**Description of the task**
Wherever "Music" turns up in the entries, copy out the line that holds it.

[Data extracted from a collection]
————

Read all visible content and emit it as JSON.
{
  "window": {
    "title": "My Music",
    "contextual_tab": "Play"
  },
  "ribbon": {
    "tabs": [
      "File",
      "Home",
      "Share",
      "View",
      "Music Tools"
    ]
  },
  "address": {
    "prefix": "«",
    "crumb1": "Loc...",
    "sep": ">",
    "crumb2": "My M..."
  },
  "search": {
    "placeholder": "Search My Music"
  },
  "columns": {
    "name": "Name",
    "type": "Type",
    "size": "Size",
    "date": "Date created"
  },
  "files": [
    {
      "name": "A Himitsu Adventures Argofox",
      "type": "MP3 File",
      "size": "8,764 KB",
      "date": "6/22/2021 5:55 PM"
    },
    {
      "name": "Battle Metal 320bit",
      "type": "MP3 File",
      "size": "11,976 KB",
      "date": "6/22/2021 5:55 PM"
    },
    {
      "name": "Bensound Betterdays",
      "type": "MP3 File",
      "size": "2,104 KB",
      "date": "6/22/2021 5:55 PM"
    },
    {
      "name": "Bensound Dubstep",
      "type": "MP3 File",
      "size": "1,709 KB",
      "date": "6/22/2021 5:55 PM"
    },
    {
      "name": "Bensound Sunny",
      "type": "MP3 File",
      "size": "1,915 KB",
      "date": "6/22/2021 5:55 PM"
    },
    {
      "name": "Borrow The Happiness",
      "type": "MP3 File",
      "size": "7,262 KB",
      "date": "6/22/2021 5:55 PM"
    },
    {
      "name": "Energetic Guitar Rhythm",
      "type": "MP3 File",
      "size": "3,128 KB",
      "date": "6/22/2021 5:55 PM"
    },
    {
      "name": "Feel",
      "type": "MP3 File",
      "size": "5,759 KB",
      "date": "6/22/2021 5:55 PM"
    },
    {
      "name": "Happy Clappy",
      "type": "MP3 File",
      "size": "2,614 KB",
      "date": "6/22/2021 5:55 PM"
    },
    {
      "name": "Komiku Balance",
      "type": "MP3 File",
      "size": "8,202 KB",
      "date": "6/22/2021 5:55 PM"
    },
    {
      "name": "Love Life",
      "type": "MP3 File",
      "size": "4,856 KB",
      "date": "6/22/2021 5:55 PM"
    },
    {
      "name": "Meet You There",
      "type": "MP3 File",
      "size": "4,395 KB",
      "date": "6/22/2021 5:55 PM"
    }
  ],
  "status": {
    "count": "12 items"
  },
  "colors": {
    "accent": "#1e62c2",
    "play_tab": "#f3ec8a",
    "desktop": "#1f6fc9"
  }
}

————

**Problem solution**
    "title": "My Music",
      "Music Tools"
    "placeholder": "Search My Music"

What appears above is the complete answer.